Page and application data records
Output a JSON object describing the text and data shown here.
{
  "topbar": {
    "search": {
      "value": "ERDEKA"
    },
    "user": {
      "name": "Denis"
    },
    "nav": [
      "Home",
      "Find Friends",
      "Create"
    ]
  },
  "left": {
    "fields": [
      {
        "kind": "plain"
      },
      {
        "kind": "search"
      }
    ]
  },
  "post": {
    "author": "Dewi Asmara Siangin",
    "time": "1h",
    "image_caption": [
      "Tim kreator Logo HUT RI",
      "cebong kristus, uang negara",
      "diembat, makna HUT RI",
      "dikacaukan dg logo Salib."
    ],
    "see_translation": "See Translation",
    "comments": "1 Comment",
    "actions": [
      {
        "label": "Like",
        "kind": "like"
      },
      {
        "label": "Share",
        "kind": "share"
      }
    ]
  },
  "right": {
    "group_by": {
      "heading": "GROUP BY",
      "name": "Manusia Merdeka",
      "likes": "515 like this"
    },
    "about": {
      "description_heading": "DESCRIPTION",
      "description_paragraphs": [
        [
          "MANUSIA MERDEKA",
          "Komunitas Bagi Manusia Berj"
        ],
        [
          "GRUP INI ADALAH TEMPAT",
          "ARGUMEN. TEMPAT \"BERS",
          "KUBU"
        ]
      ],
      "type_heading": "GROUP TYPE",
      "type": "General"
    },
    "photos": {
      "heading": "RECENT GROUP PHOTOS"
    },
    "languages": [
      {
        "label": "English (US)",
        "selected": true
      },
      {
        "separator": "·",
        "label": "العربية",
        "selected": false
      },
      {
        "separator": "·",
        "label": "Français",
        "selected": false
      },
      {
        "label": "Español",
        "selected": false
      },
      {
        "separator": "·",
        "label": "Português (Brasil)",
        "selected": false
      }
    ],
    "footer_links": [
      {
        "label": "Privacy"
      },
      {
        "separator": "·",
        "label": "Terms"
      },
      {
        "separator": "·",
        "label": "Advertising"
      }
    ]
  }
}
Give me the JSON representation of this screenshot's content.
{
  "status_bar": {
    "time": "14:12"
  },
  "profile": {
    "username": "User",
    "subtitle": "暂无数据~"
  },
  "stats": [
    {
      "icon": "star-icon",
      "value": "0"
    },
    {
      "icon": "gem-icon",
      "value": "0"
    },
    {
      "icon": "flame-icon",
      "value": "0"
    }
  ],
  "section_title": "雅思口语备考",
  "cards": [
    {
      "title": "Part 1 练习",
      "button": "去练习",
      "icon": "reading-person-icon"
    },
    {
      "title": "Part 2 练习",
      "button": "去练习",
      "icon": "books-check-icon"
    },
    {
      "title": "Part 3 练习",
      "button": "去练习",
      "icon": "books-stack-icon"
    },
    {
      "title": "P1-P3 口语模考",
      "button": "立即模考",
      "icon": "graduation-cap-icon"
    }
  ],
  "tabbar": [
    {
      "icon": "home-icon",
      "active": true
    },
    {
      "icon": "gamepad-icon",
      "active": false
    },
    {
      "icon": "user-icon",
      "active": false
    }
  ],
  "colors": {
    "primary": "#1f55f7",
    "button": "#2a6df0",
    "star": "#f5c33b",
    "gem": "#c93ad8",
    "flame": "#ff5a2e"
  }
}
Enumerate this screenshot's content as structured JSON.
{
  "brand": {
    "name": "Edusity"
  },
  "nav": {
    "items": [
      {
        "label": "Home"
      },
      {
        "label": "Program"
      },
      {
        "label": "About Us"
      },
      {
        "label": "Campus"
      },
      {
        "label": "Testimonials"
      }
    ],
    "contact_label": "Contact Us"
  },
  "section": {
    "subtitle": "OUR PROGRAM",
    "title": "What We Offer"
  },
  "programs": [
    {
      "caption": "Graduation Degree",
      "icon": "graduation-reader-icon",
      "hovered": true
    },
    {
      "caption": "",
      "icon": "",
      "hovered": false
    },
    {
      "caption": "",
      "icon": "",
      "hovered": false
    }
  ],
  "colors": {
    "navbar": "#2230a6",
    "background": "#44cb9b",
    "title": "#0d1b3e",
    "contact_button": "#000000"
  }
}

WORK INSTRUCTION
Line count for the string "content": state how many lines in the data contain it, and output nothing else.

SOLUTION FOR THIS EXERCISE
2